Remember the old mathematical riddle about moving a football from a hundred yards out to the goal line? Known as Xeno's Paradox, it goes like this: if each time the ball is moved it travels half the distance to the goal, how many moves will it take to get there? The answer: an infinite number, because no matter how many times you cut the distance to the goal by half, you'll always be some infinitesimal distance away from it.
It takes more than passing courage to make another assault on building the world's best tube preamplifier. You face stiff competition from well-established firms like Audio Research, Conrad Johnson, and Counterpoint. Such units can't be made inexpensively, and you face the steadily growing problem of tube supply: it is getting harder and harder to get tubes that are stable, have predictable sound and performance characteristics, and are long-lived. And you have to show audiophiles who have been burned before that you will still be around when they need service.
MILES DAVIS & GIL EVANS: The Complete Columbia Studio Recordings Gil Evans (arranger/conductor); Miles Davis, Ernie Royal, Johnny Coles (trumpet); Cannonball Adderley, Lee Konitz, (alto sax); Gunther Schuller (french horn); Paul Chambers (bass); Philly Joe Jones (drums); many others. Columbia 67397 (6-CD set) Michael Cuscuna, exec. prod.; Phil Schaap, Mark Wilde, Bob Belden, reissue producers; additional engineering, Tom Ruff. TT: 6:56:39.
"Musical Fidelity X-10D" it said on the box. No, this is not bathtub mildew remover or laundry detergent. Actually, it's hard to figure out exactly what it is. The box is little help. Musical Fidelity calls the X-10D "the missing link," a "pure Class A CD-player accessory."

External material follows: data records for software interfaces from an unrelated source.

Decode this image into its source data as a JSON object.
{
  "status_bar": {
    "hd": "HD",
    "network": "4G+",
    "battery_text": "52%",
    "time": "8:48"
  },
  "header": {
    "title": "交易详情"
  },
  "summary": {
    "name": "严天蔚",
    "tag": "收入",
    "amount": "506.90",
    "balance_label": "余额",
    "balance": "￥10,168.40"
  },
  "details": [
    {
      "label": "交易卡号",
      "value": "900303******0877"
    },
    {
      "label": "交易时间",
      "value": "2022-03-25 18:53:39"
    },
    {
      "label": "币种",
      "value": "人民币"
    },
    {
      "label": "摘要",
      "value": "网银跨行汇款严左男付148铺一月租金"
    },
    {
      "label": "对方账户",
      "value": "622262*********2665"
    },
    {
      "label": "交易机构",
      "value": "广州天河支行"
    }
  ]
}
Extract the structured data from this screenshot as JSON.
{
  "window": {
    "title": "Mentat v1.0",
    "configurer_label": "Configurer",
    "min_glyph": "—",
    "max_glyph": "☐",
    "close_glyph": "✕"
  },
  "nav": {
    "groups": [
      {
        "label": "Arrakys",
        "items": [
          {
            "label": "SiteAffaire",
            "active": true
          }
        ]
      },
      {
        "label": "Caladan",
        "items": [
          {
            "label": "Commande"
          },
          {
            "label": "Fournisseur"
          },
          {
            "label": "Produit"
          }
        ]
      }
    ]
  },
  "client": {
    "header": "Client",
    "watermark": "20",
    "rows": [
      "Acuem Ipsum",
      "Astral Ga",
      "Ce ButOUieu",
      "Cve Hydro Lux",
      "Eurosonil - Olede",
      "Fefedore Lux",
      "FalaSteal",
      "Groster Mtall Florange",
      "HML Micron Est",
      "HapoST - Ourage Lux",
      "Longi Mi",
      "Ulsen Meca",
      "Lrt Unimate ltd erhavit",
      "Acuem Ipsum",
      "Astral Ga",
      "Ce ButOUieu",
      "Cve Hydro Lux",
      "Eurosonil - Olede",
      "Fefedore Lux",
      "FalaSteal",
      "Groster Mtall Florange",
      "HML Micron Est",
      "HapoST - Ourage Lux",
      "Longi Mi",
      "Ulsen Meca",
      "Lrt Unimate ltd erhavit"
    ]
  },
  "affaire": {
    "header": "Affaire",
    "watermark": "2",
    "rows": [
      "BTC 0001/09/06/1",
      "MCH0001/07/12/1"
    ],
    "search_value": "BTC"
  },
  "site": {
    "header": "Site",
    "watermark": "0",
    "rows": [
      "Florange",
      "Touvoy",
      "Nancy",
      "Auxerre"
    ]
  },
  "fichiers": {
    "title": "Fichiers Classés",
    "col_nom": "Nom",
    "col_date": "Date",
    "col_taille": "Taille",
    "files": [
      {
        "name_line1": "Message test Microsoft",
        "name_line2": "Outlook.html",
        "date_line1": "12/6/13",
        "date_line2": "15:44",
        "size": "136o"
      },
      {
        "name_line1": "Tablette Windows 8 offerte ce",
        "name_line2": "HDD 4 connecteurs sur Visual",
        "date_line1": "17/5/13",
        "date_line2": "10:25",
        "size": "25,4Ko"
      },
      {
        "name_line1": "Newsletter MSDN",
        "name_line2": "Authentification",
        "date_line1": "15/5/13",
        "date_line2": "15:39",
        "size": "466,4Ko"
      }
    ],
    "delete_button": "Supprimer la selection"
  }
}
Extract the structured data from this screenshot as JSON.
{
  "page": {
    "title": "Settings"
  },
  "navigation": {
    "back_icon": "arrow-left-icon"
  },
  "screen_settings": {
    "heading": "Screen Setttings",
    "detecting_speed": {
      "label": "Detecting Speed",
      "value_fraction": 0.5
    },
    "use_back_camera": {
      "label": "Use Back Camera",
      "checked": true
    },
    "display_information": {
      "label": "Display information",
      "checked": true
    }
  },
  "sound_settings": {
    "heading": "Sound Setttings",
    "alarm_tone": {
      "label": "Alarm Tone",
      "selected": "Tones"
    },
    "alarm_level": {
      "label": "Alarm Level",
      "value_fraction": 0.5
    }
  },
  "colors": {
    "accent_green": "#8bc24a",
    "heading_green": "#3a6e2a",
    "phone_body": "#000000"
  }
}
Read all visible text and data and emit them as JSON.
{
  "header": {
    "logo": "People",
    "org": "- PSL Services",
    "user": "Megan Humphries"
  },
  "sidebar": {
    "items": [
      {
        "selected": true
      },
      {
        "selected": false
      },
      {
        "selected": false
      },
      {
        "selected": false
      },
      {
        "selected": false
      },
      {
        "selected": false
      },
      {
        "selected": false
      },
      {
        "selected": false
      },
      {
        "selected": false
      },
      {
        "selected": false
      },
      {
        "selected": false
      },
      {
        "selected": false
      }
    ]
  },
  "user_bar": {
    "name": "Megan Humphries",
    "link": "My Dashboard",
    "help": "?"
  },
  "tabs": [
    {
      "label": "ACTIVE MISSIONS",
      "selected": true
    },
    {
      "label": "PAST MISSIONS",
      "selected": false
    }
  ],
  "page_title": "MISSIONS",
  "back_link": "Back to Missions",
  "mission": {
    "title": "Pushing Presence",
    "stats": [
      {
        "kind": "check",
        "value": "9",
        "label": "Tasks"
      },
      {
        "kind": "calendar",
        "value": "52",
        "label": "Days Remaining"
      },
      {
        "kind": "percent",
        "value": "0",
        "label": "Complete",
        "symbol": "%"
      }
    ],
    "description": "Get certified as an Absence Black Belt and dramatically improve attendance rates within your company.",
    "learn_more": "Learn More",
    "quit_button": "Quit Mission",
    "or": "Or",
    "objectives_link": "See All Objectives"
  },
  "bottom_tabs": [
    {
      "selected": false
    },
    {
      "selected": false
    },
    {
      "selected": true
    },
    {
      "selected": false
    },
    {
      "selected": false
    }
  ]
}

"I am not in love; but I'm open to persuasion," sings Joan Armatrading in her song "Love and Affection," the track I was playing when I finally realized that my attempts to get a sound from the Apogee Caliper ribbon speakers approaching what I had heard at the 1986 Chicago CES were bearing fruit. And that sentence pretty much describes the creed of the professional audio critic. Each new product that arrives at your door could be the one to pass the J. Gordon Holt "goose-bump" test, to leave the hairs on your arms permanently erect. Did the Caliper full-range ribbons excite my previously quiescent nerve-endings? Did Bobby Ewing return from the dead? Did Sam propose to Diane? Will Alan Alda ever outgrow Hawkeye? What on Earth made Georgette marry Ted Baxter? Why can't Tubbs roll up his jacket sleeves like Crockett? How could a fine actor like Jack Klugman accept such a dreadful role? Some of these questions will be answered overleaf, but in the meantime, what is a ribbon speaker?
If there is a component category that causes the "objectivists" in the audio community to splutter uncontrollably over their cups of herbal tea, it is the high-end CD transport. For in their "bits is bits" world, all a transport is required to do is recover the digital data from a disc—much like a grown-up cousin of your computer's $25 floppy-disk drive. The thought of paying up to $10,000 for something so humble—and, in their eyes, unnecessary—typifies what these blinkered folks regard as the insanity of the High End.
PAQUITO D'RIVERA: Portraits of Cuba Paquito D'Rivera, alto & soprano sax, clarinet; Lew Soloff, Bob Millikan, Diego Urcola, Gustavo Bergalli, trumpet, flugelhorn; Lawrence Feldman, alto sax, flute; Thomas Christensen, tenor sax, flute; Andres Boiarsky, tenor sax, clarinet, flute; Roger Rosenberg, baritone sax, bass clarinet, bassoon; John Clark, French horn; James Pugh, trombone; David Taylor, bass trombone; Allison Franzetti, Dario Eskenazi, Carlos Franzetti, piano; David Finck, bass; Mark Walker, drums; Pernell Saturnino, percussion; Carlos Franzetti, arr., conductor Chesky JD145 (CD only). David Chesky, prod.; Bob Katz, eng. DDD. TT: 60:36